Premise: A lazy young man (Jonah Hill) accepts a one-night babysitting job. When his girlfriend makes him an offer he can’t refuse, he takes the kids on a journey into the city that quickly gets out of control.
What Works: Jonah Hill is a good actor and there are a few moments in which he gets to showcase that talent. Hill’s character is lazy and unmotivated but the actor works in some moments where he reveals that his character does have a heart. This occurs early on in some of the character’s scenes with his mother and later scenes with the children in his charge. Had the film focused on scenes like this, The Sitter might have achieved success along the lines of Role Models or I Love You, Man.
What Doesn’t: There are a lot of problems with The Sitter but the main flaw is that this is a comedy that isn’t funny. Comedy is based on the unexpected or ironic reversals of the audience’s expectations. The Sitter does not do that. Every scene follows an obvious route and there are literally no laughs to be found in this film. When the baby sitter and the kids journey into the city, every set piece repeats the same joke every time. The middle of the picture is a string of scenarios in which the babysitter and the kids arrive at a location and then one of the kids, usually the adopted Hispanic boy, does something destructive or repulsive, like urinating in public or dropping a bomb in a toilet, at which point the group runs away, drives to a new location while bickering all the way, and repeats the same scenario. The gags are poorly set up and executed. There is no surprise to any of this, even in the first encounter, and by the time the film gets to its third rehash of the hit-and-run scenario The Sitter has already lost its ability to redeem itself. The failure of the comedy is even more bothersome because of the film’s inelegant juxtaposition of crass humor with some serious personal issues by the children. The daughter confesses that she knows that her father is having an affair and the teenage son confronts issues with his sexual orientation. These scenes open up important and heavy thematic material; each one could be a movie in itself. But the film only uses these scenes to pause for an artificial and contrived bonding moment, and then move on to the next unfunny comedy set piece. But the most troubling scenes in The Sitter are not its unfunny comedy or its clumsy drama; this film also courts blatantly racist humor. The Sitter includes a scene in which Hill’s character and the kids go to a bar populated by African Americans. Hill’s attempts to pass himself off in the environment by imitating the African American characters might be funny if his awkwardness was the source of humor but it isn’t. All the African American characters in this scene act and talk like Hill’s embarrassing imitation and the characters of color are loud, stupid, and brutish stereotypes of the most obvious order. This is indicative of a broader trend in recent comedies. Early films from Judd Apatow and his protégés like The 40 Year Old Virgin and Anchorman flirted with racism, sexism, and homophobia. In those early films, these attitudes, actions, and remarks were attributed to characters that the audience laughed at. Over the past few years, and especially throughout 2011 with films like The Change Up and The Hangover Part II, the audience has shifted to laughing with these characters. This is a pernicious trend that is sending movies and the comedy genre marching backwards and it makes The Sitter not only boring and unfunny but ugly and insulting.

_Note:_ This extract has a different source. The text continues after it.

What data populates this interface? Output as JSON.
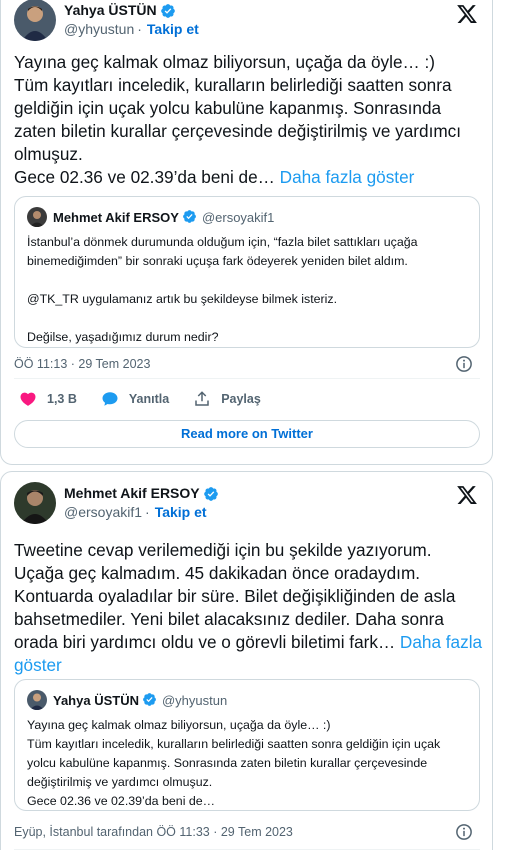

Bottom Line: The Sitter is a terrible film. There isn’t anything redeeming about it and it is indicative of the sorry state of that much of the comedy genre has descended into.
Episode: #368 (December 18, 2011)